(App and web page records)
================================

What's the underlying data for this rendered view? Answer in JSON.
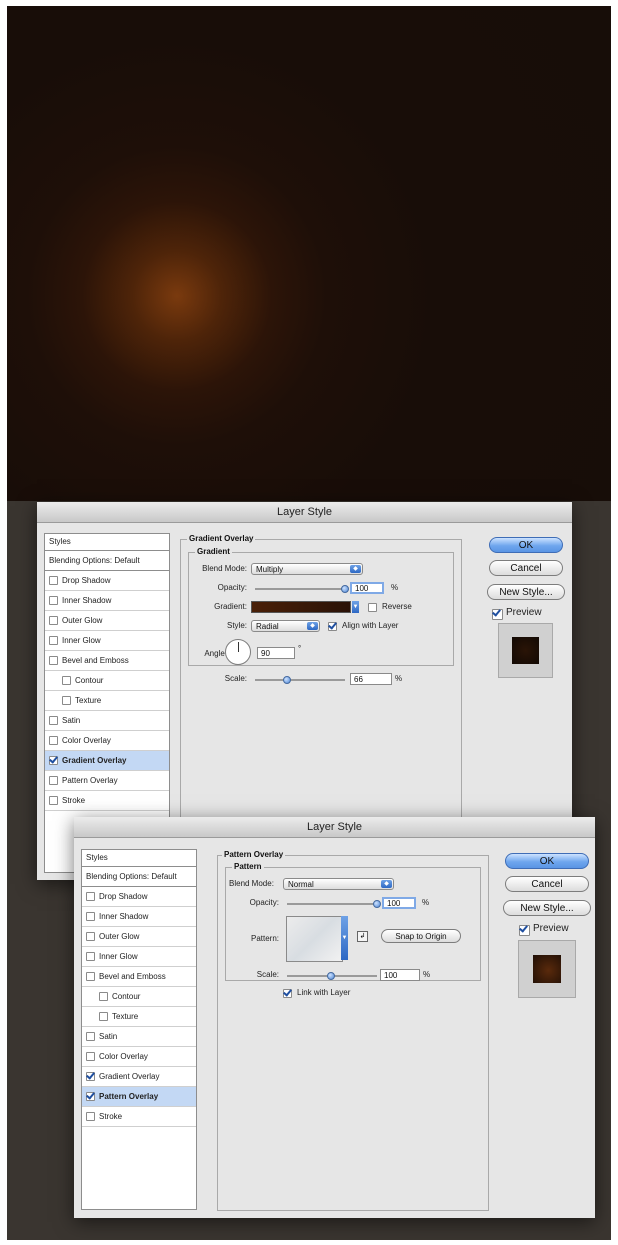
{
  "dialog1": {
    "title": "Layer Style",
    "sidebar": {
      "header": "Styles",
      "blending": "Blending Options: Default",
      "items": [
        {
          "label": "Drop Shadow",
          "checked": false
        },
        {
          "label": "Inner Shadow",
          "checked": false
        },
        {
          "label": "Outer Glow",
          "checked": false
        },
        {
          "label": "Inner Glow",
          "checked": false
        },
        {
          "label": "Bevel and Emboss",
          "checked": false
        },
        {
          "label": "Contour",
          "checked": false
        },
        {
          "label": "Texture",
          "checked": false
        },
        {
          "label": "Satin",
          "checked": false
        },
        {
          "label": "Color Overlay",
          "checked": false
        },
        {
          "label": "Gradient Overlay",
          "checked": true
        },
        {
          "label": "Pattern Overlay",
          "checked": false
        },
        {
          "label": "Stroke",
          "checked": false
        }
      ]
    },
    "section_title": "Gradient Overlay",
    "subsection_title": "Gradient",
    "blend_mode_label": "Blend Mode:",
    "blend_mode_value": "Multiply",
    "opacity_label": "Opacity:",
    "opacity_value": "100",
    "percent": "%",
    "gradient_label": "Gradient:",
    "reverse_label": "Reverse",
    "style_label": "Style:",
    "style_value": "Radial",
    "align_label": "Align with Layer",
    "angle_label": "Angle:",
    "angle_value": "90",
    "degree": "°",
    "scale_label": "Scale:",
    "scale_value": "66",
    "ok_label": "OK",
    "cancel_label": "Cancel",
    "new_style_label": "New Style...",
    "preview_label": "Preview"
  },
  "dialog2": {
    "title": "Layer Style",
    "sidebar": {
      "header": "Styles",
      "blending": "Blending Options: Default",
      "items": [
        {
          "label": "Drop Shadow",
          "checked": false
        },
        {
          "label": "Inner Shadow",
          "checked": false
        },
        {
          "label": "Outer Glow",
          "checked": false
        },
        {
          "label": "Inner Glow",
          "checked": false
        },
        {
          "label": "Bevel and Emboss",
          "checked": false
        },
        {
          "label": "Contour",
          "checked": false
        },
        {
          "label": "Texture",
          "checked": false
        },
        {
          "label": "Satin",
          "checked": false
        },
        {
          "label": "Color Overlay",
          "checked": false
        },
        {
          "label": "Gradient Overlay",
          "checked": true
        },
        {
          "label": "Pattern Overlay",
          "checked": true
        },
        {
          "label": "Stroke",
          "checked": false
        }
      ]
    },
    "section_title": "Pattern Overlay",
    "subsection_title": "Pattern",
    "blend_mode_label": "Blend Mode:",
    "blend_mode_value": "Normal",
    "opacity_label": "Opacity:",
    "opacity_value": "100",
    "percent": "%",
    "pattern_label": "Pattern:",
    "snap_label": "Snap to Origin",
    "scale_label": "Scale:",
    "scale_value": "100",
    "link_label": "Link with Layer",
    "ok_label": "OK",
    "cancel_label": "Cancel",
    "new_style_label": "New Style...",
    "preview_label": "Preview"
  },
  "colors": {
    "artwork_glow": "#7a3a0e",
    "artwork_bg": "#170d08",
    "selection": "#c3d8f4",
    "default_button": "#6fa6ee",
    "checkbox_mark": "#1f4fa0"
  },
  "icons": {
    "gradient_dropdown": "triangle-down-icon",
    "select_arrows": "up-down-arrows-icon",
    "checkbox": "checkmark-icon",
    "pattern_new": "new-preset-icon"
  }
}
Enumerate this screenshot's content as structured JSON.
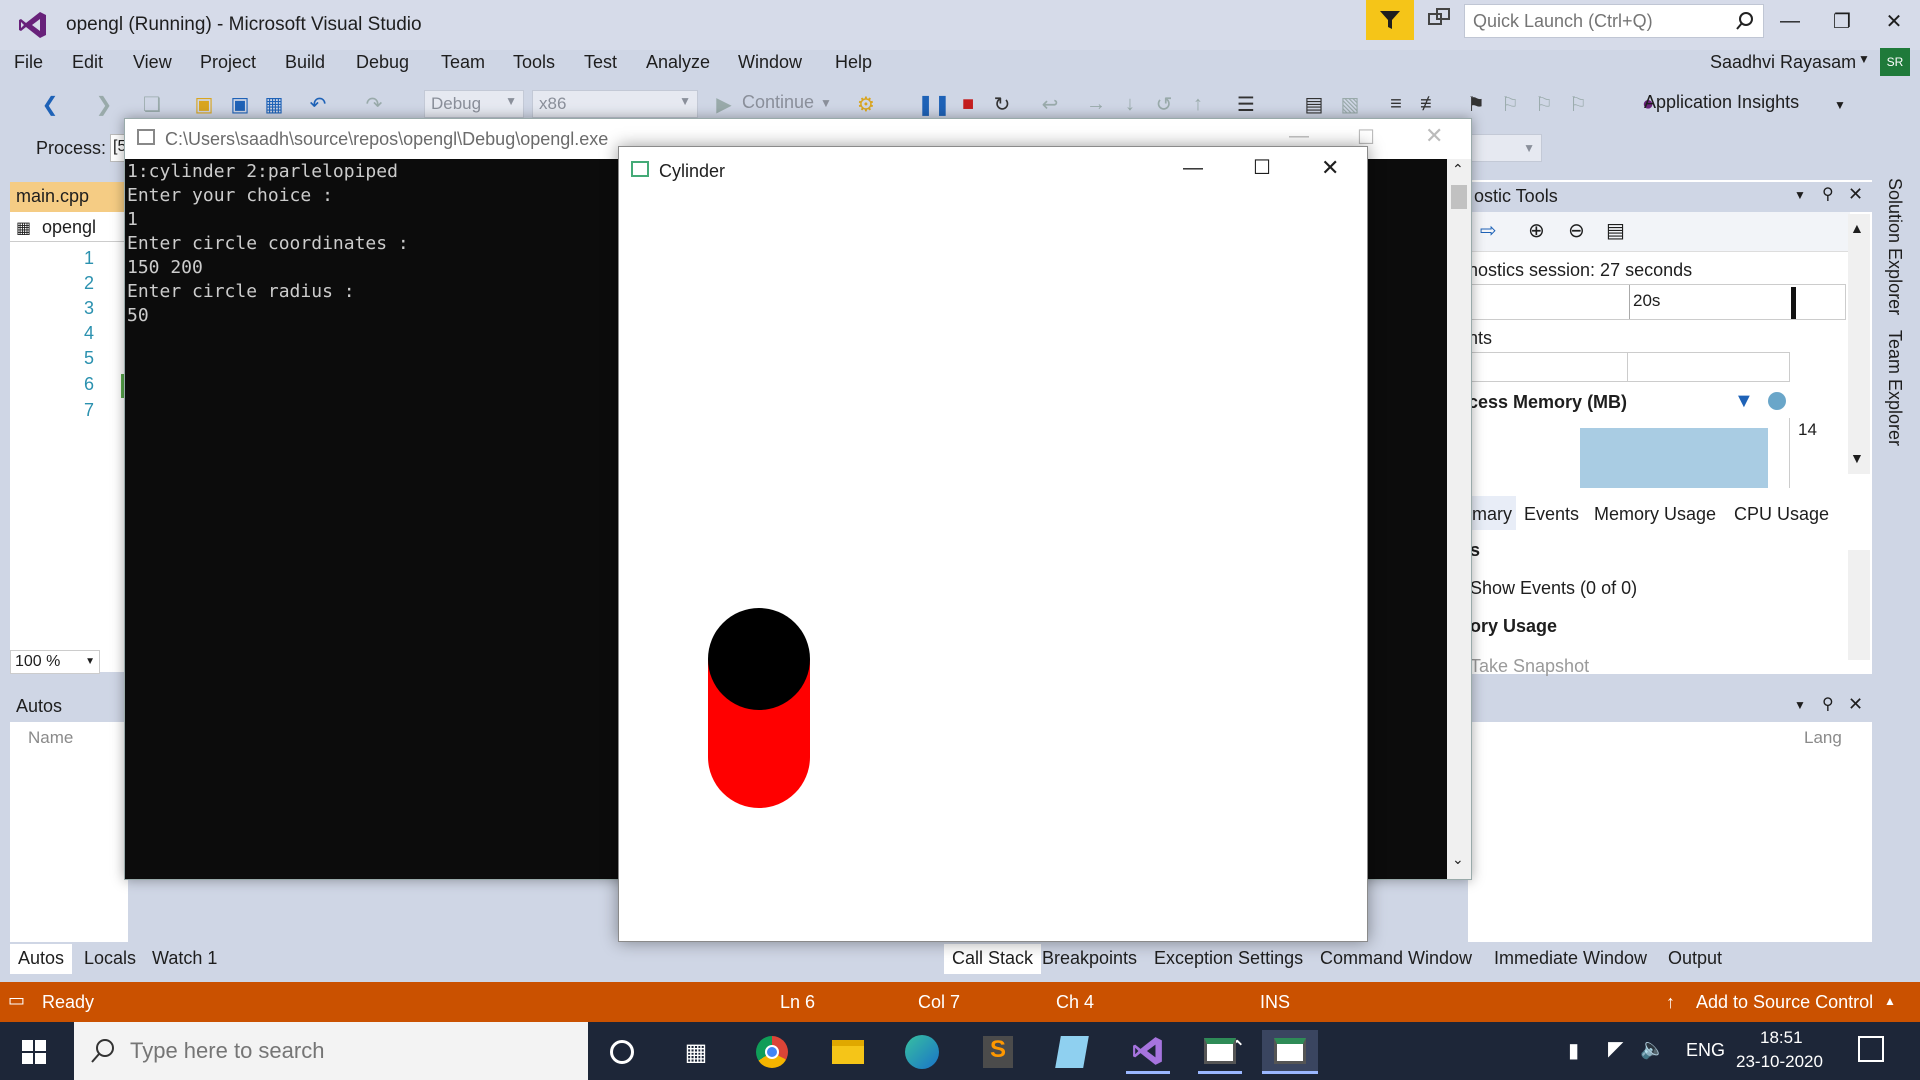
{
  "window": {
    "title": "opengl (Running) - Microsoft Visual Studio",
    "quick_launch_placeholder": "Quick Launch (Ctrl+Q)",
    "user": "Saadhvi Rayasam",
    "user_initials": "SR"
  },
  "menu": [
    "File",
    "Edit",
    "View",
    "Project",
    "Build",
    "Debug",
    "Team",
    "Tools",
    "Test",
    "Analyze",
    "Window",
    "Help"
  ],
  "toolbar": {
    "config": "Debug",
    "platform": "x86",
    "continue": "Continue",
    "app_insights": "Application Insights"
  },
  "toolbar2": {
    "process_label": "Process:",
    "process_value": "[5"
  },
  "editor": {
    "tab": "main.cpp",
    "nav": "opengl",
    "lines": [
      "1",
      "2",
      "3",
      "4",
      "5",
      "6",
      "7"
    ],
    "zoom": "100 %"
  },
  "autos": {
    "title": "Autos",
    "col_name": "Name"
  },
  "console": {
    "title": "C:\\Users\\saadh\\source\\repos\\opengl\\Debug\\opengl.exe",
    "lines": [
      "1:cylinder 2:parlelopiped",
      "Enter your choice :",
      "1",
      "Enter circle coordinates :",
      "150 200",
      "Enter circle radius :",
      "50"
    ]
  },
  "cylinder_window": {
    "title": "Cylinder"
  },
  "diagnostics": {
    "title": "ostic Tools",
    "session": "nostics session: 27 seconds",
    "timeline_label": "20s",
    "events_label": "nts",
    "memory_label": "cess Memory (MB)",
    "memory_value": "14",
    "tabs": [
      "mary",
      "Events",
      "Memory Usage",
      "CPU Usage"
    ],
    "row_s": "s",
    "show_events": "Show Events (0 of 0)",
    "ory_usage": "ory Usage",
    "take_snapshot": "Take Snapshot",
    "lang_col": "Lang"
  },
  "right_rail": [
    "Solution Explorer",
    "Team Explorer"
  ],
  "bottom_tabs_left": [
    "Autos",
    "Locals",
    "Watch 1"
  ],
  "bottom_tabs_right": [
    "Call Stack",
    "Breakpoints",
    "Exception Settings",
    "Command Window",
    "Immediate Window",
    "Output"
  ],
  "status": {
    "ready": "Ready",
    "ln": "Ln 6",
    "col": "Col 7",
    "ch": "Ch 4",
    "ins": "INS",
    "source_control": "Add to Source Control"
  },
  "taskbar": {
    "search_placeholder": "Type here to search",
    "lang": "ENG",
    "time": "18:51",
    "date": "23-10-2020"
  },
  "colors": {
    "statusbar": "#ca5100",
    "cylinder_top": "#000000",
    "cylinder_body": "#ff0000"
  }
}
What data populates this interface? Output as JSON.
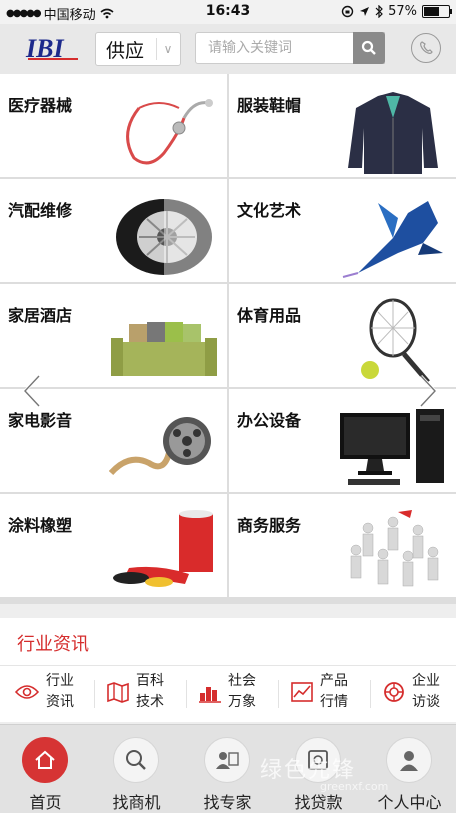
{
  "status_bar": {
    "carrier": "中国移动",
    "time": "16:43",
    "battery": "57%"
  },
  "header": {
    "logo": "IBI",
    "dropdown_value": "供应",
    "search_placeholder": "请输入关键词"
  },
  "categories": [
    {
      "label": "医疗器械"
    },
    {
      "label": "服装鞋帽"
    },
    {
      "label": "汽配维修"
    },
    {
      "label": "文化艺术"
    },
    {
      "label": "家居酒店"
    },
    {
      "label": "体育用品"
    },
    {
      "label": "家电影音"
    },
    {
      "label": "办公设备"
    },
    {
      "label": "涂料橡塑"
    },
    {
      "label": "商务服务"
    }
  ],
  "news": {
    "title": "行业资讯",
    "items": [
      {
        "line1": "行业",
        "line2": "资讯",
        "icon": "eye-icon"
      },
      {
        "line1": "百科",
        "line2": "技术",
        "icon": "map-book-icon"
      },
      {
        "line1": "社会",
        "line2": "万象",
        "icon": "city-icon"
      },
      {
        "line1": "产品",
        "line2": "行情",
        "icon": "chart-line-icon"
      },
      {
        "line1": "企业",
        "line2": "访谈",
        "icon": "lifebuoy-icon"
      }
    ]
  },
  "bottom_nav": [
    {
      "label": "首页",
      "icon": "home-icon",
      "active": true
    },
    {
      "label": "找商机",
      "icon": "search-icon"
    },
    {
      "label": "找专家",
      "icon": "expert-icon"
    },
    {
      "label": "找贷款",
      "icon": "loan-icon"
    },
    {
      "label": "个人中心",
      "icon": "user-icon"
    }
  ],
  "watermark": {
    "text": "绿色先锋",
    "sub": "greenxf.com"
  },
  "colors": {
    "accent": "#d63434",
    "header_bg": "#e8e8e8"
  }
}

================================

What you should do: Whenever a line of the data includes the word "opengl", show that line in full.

Problem solution:
    "title": "opengl (Running) - Microsoft Visual Studio",
    "nav": "opengl",
    "title": "C:\\Users\\saadh\\source\\repos\\opengl\\Debug\\opengl.exe",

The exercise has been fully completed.